Reckless Operation of a Motor Vehicle
Reckless operation of a motor vehicle is a serious offense that carries a license suspension and the possibility of jail time.Elements of Reckless Operation of a Motor Vehicle
In order to convict a defendant of reckless operation of a motor vehicle, the Commonwealth must prove beyond a reasonable doubt that the defendant:
- Operated a motor vehicle;
- On a public way;
- In a reckless fashion.
The first two elements are ordinarily easy to prove – the Commonwealth must establish that the defendant was driving (or otherwise in control of) the car and that the operation occurred on a public way (any road maintained by the local, state, or federal government). Therefore, the disputed element is generally whether the defendant operated his or her car recklessly.
Recklessness occurs when the defendant ignores the fact that his or her manner of driving is very likely to result in death or serious injury to someone or the defendant is indifferent to whether someone is killed or seriously injured. Evidence of mere negligence, without more, is insufficient for the defendant to be convicted of reckless operation. In determining whether a defendant was reckless in these cases, juries are instructed to consider the defendant’s rate of speed and manner of operation, the defendant’s physical condition and how well he or she could see and control the vehicle, the condition of the defendant’s vehicle, the type of road being driven, the time of day, the weather, and whether there were other people on the road with the defendant. Each of these considerations would be subject to aggressive cross-examination at trial.
A car accident is not necessary for a defendant to be convicted of reckless operation, as the sole issue is whether the defendant ignored, or was indifferent to, the possibility of someone being killed or seriously injured as a result of his or her operation. If there was an accident, the defendant is not necessarily guilty of recklessness. In the case of an accident, the jury is instructed to examine all of the evidence concerning how the accident happened in order to determine (1) whether the defendant was at fault and, if so, (2) whether the defendant’s conduct rose to recklessness.

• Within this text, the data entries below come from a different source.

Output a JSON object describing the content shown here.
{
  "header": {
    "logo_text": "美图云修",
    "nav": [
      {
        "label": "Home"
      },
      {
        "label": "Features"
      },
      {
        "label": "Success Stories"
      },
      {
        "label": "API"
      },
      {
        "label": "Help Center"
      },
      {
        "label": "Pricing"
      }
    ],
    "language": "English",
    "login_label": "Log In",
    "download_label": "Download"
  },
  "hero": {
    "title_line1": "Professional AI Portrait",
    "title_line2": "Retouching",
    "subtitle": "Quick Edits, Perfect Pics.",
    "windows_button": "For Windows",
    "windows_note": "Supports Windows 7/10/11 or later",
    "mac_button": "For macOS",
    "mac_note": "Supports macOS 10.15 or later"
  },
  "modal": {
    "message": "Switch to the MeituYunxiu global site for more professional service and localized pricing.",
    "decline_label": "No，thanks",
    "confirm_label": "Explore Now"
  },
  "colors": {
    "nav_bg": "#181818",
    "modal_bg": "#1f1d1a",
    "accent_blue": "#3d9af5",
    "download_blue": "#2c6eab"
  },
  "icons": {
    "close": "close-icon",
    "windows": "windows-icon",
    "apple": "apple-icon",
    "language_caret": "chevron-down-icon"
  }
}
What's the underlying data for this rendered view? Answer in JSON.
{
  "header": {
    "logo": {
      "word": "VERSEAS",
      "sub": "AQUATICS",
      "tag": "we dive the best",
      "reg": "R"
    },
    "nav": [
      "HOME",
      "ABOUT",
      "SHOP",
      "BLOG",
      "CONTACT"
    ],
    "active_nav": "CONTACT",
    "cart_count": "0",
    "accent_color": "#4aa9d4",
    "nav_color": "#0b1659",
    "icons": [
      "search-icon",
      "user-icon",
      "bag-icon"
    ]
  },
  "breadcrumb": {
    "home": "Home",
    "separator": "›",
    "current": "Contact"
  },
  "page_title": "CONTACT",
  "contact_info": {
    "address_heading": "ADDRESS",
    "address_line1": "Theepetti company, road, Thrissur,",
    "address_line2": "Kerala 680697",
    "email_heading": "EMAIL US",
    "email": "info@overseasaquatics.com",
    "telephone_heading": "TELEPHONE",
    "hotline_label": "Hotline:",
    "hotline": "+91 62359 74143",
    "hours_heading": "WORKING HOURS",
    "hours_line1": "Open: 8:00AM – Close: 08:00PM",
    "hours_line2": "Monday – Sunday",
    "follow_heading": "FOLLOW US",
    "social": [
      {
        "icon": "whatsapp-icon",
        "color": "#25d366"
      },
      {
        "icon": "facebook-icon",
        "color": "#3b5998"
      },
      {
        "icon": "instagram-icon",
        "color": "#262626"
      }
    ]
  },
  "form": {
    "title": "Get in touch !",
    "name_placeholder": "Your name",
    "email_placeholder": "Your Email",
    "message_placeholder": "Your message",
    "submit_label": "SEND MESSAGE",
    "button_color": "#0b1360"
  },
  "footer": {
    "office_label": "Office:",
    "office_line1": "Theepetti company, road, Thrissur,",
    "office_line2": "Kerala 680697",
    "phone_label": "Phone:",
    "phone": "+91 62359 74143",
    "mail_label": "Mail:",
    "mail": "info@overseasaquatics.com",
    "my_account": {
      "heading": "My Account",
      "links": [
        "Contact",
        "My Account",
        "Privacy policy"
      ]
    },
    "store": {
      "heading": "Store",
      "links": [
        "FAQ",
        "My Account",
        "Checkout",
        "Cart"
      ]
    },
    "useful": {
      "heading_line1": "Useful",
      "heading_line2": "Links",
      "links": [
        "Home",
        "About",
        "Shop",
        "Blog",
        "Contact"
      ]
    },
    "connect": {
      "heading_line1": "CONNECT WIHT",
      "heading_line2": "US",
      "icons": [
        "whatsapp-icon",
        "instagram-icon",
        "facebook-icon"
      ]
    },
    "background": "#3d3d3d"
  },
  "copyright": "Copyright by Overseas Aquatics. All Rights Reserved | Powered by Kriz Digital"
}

If a driver is charged with reckless operation of a motor vehicle and there was no car accident, the basis of the charges will usually be a police officer’s observation that the defendant was driving in an unsafe manner. Police officers routinely come to court to testify that drivers were reckless because they were speeding, weaving through traffic, inappropriately passing other motorists, or swerving over the double yellow line. Attorney Spring’s argument to rebut the police officer’s testimony is that drivers operate erratically for a lot of different reasons. Momentary distractions caused by other drivers, the weather, or the ringing of a cell phone can lead to swerving, speeding, or other minor traffic infractions. If the prosecutor cannot prove that the defendant willfully ignored or was indifferent to the dangers inherent in his bad driving, then the defendant is entitled to be found not guilty.